Collins said his men began by searching the school grounds,adding that it was a very large campus. While his group staged in aparking lot to await a National Guard helicopter, a report came inof someone in the restroom area.

“We had just cleared it, but we got there and there was a lighton. We went in and found him sitting on the floor in one of thestalls,” Collins said. “We were very lucky to find him as soon aswe did.”

Three other members of Troop M are also a part of the SOG’stracking team, Boyd said. Sgt Steve Crawford and Trooper JamesMartin of Pike County, and Trooper Adam Speeg of Brookhaven wereall on scene to assist in finding Brown.

Collins said troopers can volunteer to be a part of the specialoperations team, which entitles them to extra training in severalareas since the SOG can handle anything from riot control tonatural disaster-related situations to tracking and pursuit ofmissing people or escapees.

Statewide, the SOG has 74 troopers, broken up into a north,central and southern region. The Southern Region Tracking Team has11 members, all of whom are trained extensively in finding peopleby surveying the terrain, such as foliage that’s disturbed or othertell-tale natural signs.

“They’re trained by specialists to learn to track people throughthe woods,” Collins said, adding that tracking dogs can also be animportant part of the mix.

Nine of the MHP’s K-9 units are cross-trained to handle moreduties as well, Collins said.

“Now that we’re getting into tracking, we’re trying tocross-train all our dogs to be available for our use in case wehave that kind of a situation,” Collins said.

MHP’s bomb dogs, however, will remain specialized.

The team also uses thermal imaging devices that pick up heat, soeven if someone is hiding in thick underbrush at night, the devicemakes them visible.

Collins said the SOG team, which aided greatly in the pursuitand capture of eight escaped inmates who bored through a wall ofthe Marion/Walthall Correction Facility in Columbia in February, ison call to help whenever there is a situation that calls foroutside resources.

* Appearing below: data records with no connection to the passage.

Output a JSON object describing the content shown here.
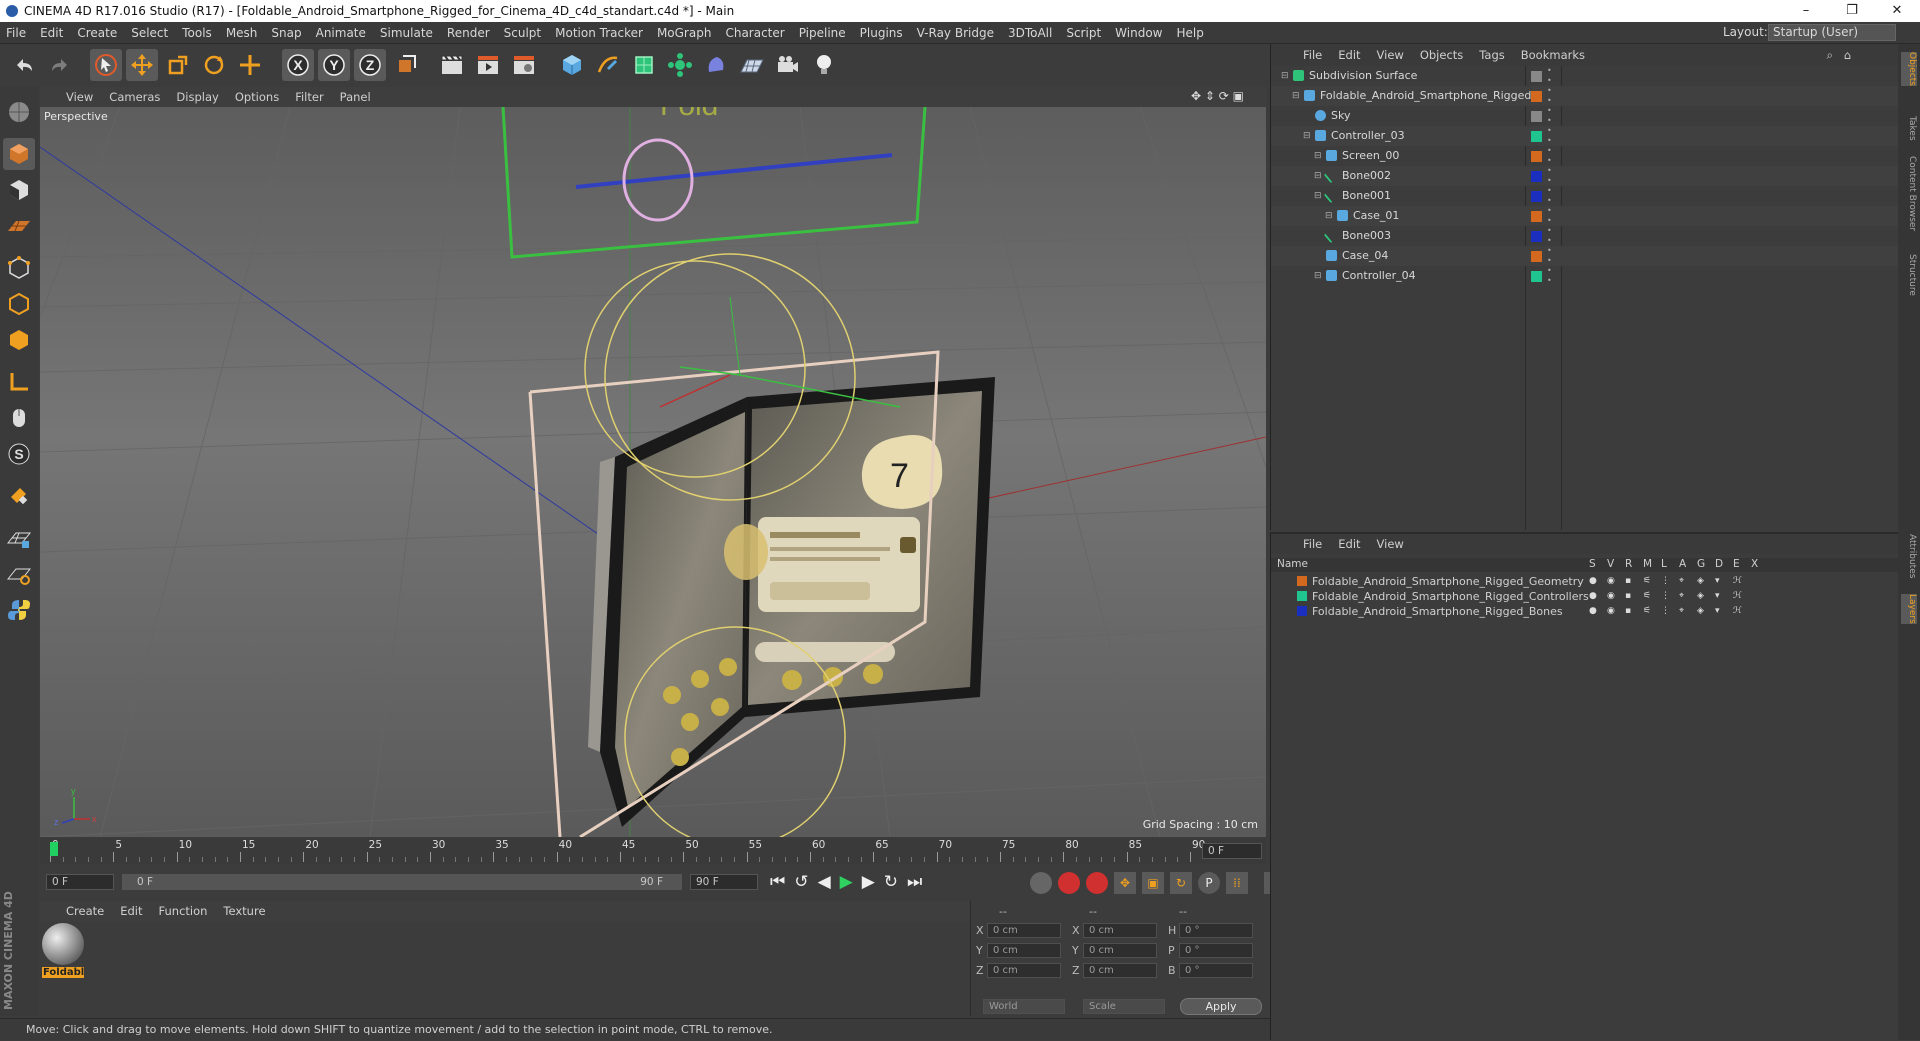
{
  "window": {
    "title": "CINEMA 4D R17.016 Studio (R17) - [Foldable_Android_Smartphone_Rigged_for_Cinema_4D_c4d_standart.c4d *] - Main",
    "minimize": "–",
    "maximize": "❐",
    "close": "✕"
  },
  "menubar": {
    "items": [
      "File",
      "Edit",
      "Create",
      "Select",
      "Tools",
      "Mesh",
      "Snap",
      "Animate",
      "Simulate",
      "Render",
      "Sculpt",
      "Motion Tracker",
      "MoGraph",
      "Character",
      "Pipeline",
      "Plugins",
      "V-Ray Bridge",
      "3DToAll",
      "Script",
      "Window",
      "Help"
    ],
    "layout_label": "Layout:",
    "layout_value": "Startup (User)"
  },
  "toolbar": {
    "axis_x": "X",
    "axis_y": "Y",
    "axis_z": "Z"
  },
  "viewport": {
    "menu": [
      "View",
      "Cameras",
      "Display",
      "Options",
      "Filter",
      "Panel"
    ],
    "camera_label": "Perspective",
    "grid_spacing": "Grid Spacing : 10 cm",
    "axis_labels": {
      "x": "x",
      "y": "y",
      "z": "z"
    }
  },
  "timeline": {
    "ticks": [
      "0",
      "5",
      "10",
      "15",
      "20",
      "25",
      "30",
      "35",
      "40",
      "45",
      "50",
      "55",
      "60",
      "65",
      "70",
      "75",
      "80",
      "85",
      "90"
    ],
    "current_frame": "0 F",
    "start_frame": "0 F",
    "range_start": "0 F",
    "range_end": "90 F",
    "end_frame": "90 F",
    "playhead_fraction": 0
  },
  "material_manager": {
    "menu": [
      "Create",
      "Edit",
      "Function",
      "Texture"
    ],
    "material_name": "Foldabl"
  },
  "coordinates": {
    "header": [
      "--",
      "--",
      "--"
    ],
    "rows": [
      {
        "a_label": "X",
        "a_value": "0 cm",
        "b_label": "X",
        "b_value": "0 cm",
        "c_label": "H",
        "c_value": "0 °"
      },
      {
        "a_label": "Y",
        "a_value": "0 cm",
        "b_label": "Y",
        "b_value": "0 cm",
        "c_label": "P",
        "c_value": "0 °"
      },
      {
        "a_label": "Z",
        "a_value": "0 cm",
        "b_label": "Z",
        "b_value": "0 cm",
        "c_label": "B",
        "c_value": "0 °"
      }
    ],
    "mode_select": "World",
    "scale_select": "Scale",
    "apply_label": "Apply"
  },
  "statusbar": {
    "text": "Move: Click and drag to move elements. Hold down SHIFT to quantize movement / add to the selection in point mode, CTRL to remove."
  },
  "branding": {
    "logo": "MAXON CINEMA 4D"
  },
  "object_manager": {
    "menu": [
      "File",
      "Edit",
      "View",
      "Objects",
      "Tags",
      "Bookmarks"
    ],
    "objects": [
      {
        "name": "Subdivision Surface",
        "indent": 0,
        "color": "#888888",
        "icon": "subdivision-icon"
      },
      {
        "name": "Foldable_Android_Smartphone_Rigged",
        "indent": 1,
        "color": "#d2691e",
        "icon": "null-icon"
      },
      {
        "name": "Sky",
        "indent": 2,
        "color": "#888888",
        "icon": "sky-icon"
      },
      {
        "name": "Controller_03",
        "indent": 2,
        "color": "#1fc48f",
        "icon": "joint-icon"
      },
      {
        "name": "Screen_00",
        "indent": 3,
        "color": "#d2691e",
        "icon": "joint-icon"
      },
      {
        "name": "Bone002",
        "indent": 3,
        "color": "#1a2fbf",
        "icon": "bone-icon"
      },
      {
        "name": "Bone001",
        "indent": 3,
        "color": "#1a2fbf",
        "icon": "bone-icon"
      },
      {
        "name": "Case_01",
        "indent": 4,
        "color": "#d2691e",
        "icon": "joint-icon"
      },
      {
        "name": "Bone003",
        "indent": 3,
        "color": "#1a2fbf",
        "icon": "bone-icon"
      },
      {
        "name": "Case_04",
        "indent": 3,
        "color": "#d2691e",
        "icon": "joint-icon"
      },
      {
        "name": "Controller_04",
        "indent": 3,
        "color": "#1fc48f",
        "icon": "joint-icon"
      }
    ]
  },
  "layer_manager": {
    "menu": [
      "File",
      "Edit",
      "View"
    ],
    "columns": [
      "Name",
      "S",
      "V",
      "R",
      "M",
      "L",
      "A",
      "G",
      "D",
      "E",
      "X"
    ],
    "layers": [
      {
        "name": "Foldable_Android_Smartphone_Rigged_Geometry",
        "color": "#d2691e"
      },
      {
        "name": "Foldable_Android_Smartphone_Rigged_Controllers",
        "color": "#1fc48f"
      },
      {
        "name": "Foldable_Android_Smartphone_Rigged_Bones",
        "color": "#1a2fbf"
      }
    ]
  },
  "side_tabs": [
    "Objects",
    "Takes",
    "Content Browser",
    "Structure",
    "Attributes",
    "Layers"
  ]
}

“We’re here for support for our sheriff’s departments and policedepartments,” he said. “Anytime someone’s got an inmate escape, afleeing felon, a missing person, we’ll send the tracking team ifthey request it.”